_Exercise materials:_
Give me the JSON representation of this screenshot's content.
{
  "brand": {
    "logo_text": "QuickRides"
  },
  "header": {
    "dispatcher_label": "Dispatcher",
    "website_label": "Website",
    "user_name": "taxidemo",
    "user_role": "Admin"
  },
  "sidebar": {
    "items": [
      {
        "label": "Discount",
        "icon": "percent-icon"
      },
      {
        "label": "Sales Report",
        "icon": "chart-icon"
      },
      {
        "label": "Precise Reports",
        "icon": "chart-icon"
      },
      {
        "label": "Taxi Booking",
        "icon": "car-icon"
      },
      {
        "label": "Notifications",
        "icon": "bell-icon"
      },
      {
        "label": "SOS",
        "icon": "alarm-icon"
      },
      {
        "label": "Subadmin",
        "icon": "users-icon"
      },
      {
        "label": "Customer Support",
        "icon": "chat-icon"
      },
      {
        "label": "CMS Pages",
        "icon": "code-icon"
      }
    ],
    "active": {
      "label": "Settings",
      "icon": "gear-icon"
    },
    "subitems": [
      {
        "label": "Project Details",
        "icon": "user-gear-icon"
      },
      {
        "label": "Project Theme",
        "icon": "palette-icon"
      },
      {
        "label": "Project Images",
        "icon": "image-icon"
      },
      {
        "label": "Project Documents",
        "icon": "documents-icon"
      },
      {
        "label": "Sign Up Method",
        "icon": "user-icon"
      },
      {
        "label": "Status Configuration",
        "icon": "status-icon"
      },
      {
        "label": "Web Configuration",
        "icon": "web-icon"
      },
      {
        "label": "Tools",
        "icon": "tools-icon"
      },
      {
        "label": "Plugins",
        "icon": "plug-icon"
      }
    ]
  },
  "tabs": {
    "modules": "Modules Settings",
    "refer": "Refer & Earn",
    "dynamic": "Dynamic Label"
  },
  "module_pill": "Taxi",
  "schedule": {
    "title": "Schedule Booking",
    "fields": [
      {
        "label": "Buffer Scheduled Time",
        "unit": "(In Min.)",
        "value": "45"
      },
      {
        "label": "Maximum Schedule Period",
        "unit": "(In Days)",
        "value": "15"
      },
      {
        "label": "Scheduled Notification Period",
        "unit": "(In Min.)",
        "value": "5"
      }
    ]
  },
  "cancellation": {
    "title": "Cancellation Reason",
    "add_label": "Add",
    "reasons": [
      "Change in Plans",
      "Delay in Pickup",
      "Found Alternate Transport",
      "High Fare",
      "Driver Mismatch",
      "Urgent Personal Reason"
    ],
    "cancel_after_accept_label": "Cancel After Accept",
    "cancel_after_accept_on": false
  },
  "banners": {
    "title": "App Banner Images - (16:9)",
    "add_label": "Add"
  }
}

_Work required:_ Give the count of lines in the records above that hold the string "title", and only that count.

_Exercise solution:_ 3